_Directions:_ Starting from the first line below, copy the whole listing exactly.

____

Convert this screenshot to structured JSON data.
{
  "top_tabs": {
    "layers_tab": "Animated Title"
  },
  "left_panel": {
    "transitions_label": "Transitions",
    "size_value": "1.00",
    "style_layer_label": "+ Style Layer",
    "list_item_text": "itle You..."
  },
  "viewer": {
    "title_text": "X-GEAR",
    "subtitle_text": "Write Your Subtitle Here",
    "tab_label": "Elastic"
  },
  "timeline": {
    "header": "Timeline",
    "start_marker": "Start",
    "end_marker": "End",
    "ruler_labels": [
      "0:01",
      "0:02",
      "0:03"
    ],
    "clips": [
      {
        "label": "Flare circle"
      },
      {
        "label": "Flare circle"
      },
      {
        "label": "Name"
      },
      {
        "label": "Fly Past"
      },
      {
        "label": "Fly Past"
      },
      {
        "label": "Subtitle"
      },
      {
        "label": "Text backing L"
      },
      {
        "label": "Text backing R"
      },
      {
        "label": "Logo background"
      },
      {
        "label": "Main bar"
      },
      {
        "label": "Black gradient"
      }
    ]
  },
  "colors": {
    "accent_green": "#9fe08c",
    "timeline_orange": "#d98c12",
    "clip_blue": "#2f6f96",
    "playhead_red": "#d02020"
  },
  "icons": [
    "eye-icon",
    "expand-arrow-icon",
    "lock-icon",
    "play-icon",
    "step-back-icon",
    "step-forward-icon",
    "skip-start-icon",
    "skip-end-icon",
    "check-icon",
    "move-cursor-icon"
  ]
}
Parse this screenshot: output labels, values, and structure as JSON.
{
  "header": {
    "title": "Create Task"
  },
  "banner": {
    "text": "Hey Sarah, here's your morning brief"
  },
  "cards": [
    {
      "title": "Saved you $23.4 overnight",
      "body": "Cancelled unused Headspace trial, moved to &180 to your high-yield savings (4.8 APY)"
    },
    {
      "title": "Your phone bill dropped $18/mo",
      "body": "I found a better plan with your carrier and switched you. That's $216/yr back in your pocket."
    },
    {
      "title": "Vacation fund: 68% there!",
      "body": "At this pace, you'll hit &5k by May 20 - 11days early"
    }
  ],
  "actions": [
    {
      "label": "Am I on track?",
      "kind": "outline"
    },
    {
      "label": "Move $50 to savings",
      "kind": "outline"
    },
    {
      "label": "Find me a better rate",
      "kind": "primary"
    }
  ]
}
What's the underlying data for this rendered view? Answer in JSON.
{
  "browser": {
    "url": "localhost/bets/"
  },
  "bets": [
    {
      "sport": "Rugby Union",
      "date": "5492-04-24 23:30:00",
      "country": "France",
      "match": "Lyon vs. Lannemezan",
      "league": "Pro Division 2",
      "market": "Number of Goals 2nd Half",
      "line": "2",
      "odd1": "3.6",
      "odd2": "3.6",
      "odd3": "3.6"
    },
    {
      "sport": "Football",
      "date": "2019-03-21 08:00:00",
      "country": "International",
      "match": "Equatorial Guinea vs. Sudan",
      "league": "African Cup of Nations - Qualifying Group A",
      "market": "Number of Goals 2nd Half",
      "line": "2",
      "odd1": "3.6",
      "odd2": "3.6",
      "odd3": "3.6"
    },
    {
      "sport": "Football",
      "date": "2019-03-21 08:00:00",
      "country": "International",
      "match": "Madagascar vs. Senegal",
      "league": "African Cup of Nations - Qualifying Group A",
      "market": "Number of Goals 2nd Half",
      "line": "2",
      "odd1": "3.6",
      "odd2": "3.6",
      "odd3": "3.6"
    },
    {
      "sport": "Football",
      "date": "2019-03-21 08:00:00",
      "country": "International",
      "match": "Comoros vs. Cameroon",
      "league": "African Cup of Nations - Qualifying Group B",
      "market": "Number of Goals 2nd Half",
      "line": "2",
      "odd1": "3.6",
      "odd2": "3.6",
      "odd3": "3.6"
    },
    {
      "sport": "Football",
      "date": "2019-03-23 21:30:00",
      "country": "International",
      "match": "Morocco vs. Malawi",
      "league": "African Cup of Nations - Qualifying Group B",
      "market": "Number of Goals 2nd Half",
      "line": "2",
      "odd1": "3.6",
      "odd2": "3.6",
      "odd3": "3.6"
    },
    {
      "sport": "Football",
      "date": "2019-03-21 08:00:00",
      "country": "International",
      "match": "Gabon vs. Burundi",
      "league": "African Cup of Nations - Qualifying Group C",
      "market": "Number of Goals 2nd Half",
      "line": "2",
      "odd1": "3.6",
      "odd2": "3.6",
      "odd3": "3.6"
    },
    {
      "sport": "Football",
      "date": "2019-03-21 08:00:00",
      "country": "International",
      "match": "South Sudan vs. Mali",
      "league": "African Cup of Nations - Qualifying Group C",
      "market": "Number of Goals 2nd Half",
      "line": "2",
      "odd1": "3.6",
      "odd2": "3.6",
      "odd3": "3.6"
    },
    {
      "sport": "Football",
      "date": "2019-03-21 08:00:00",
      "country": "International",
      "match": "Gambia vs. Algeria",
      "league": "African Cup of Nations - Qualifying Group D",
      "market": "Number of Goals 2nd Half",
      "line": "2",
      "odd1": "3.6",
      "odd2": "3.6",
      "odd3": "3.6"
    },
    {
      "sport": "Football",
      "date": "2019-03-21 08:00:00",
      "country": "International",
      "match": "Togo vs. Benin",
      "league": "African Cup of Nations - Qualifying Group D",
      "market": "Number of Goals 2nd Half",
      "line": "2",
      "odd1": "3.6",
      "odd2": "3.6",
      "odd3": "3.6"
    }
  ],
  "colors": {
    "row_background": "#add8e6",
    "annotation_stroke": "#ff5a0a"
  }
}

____

_Solution for this task:_
Convert this screenshot to structured JSON data.
{
  "top_tabs": {
    "layers_tab": "Animated Title"
  },
  "left_panel": {
    "transitions_label": "Transitions",
    "size_value": "1.00",
    "style_layer_label": "+ Style Layer",
    "list_item_text": "itle You..."
  },
  "viewer": {
    "title_text": "X-GEAR",
    "subtitle_text": "Write Your Subtitle Here",
    "tab_label": "Elastic"
  },
  "timeline": {
    "header": "Timeline",
    "start_marker": "Start",
    "end_marker": "End",
    "ruler_labels": [
      "0:01",
      "0:02",
      "0:03"
    ],
    "clips": [
      {
        "label": "Flare circle"
      },
      {
        "label": "Flare circle"
      },
      {
        "label": "Name"
      },
      {
        "label": "Fly Past"
      },
      {
        "label": "Fly Past"
      },
      {
        "label": "Subtitle"
      },
      {
        "label": "Text backing L"
      },
      {
        "label": "Text backing R"
      },
      {
        "label": "Logo background"
      },
      {
        "label": "Main bar"
      },
      {
        "label": "Black gradient"
      }
    ]
  },
  "colors": {
    "accent_green": "#9fe08c",
    "timeline_orange": "#d98c12",
    "clip_blue": "#2f6f96",
    "playhead_red": "#d02020"
  },
  "icons": [
    "eye-icon",
    "expand-arrow-icon",
    "lock-icon",
    "play-icon",
    "step-back-icon",
    "step-forward-icon",
    "skip-start-icon",
    "skip-end-icon",
    "check-icon",
    "move-cursor-icon"
  ]
}
Parse this screenshot: output labels, values, and structure as JSON.
{
  "header": {
    "title": "Create Task"
  },
  "banner": {
    "text": "Hey Sarah, here's your morning brief"
  },
  "cards": [
    {
      "title": "Saved you $23.4 overnight",
      "body": "Cancelled unused Headspace trial, moved to &180 to your high-yield savings (4.8 APY)"
    },
    {
      "title": "Your phone bill dropped $18/mo",
      "body": "I found a better plan with your carrier and switched you. That's $216/yr back in your pocket."
    },
    {
      "title": "Vacation fund: 68% there!",
      "body": "At this pace, you'll hit &5k by May 20 - 11days early"
    }
  ],
  "actions": [
    {
      "label": "Am I on track?",
      "kind": "outline"
    },
    {
      "label": "Move $50 to savings",
      "kind": "outline"
    },
    {
      "label": "Find me a better rate",
      "kind": "primary"
    }
  ]
}
What's the underlying data for this rendered view? Answer in JSON.
{
  "browser": {
    "url": "localhost/bets/"
  },
  "bets": [
    {
      "sport": "Rugby Union",
      "date": "5492-04-24 23:30:00",
      "country": "France",
      "match": "Lyon vs. Lannemezan",
      "league": "Pro Division 2",
      "market": "Number of Goals 2nd Half",
      "line": "2",
      "odd1": "3.6",
      "odd2": "3.6",
      "odd3": "3.6"
    },
    {
      "sport": "Football",
      "date": "2019-03-21 08:00:00",
      "country": "International",
      "match": "Equatorial Guinea vs. Sudan",
      "league": "African Cup of Nations - Qualifying Group A",
      "market": "Number of Goals 2nd Half",
      "line": "2",
      "odd1": "3.6",
      "odd2": "3.6",
      "odd3": "3.6"
    },
    {
      "sport": "Football",
      "date": "2019-03-21 08:00:00",
      "country": "International",
      "match": "Madagascar vs. Senegal",
      "league": "African Cup of Nations - Qualifying Group A",
      "market": "Number of Goals 2nd Half",
      "line": "2",
      "odd1": "3.6",
      "odd2": "3.6",
      "odd3": "3.6"
    },
    {
      "sport": "Football",
      "date": "2019-03-21 08:00:00",
      "country": "International",
      "match": "Comoros vs. Cameroon",
      "league": "African Cup of Nations - Qualifying Group B",
      "market": "Number of Goals 2nd Half",
      "line": "2",
      "odd1": "3.6",
      "odd2": "3.6",
      "odd3": "3.6"
    },
    {
      "sport": "Football",
      "date": "2019-03-23 21:30:00",
      "country": "International",
      "match": "Morocco vs. Malawi",
      "league": "African Cup of Nations - Qualifying Group B",
      "market": "Number of Goals 2nd Half",
      "line": "2",
      "odd1": "3.6",
      "odd2": "3.6",
      "odd3": "3.6"
    },
    {
      "sport": "Football",
      "date": "2019-03-21 08:00:00",
      "country": "International",
      "match": "Gabon vs. Burundi",
      "league": "African Cup of Nations - Qualifying Group C",
      "market": "Number of Goals 2nd Half",
      "line": "2",
      "odd1": "3.6",
      "odd2": "3.6",
      "odd3": "3.6"
    },
    {
      "sport": "Football",
      "date": "2019-03-21 08:00:00",
      "country": "International",
      "match": "South Sudan vs. Mali",
      "league": "African Cup of Nations - Qualifying Group C",
      "market": "Number of Goals 2nd Half",
      "line": "2",
      "odd1": "3.6",
      "odd2": "3.6",
      "odd3": "3.6"
    },
    {
      "sport": "Football",
      "date": "2019-03-21 08:00:00",
      "country": "International",
      "match": "Gambia vs. Algeria",
      "league": "African Cup of Nations - Qualifying Group D",
      "market": "Number of Goals 2nd Half",
      "line": "2",
      "odd1": "3.6",
      "odd2": "3.6",
      "odd3": "3.6"
    },
    {
      "sport": "Football",
      "date": "2019-03-21 08:00:00",
      "country": "International",
      "match": "Togo vs. Benin",
      "league": "African Cup of Nations - Qualifying Group D",
      "market": "Number of Goals 2nd Half",
      "line": "2",
      "odd1": "3.6",
      "odd2": "3.6",
      "odd3": "3.6"
    }
  ],
  "colors": {
    "row_background": "#add8e6",
    "annotation_stroke": "#ff5a0a"
  }
}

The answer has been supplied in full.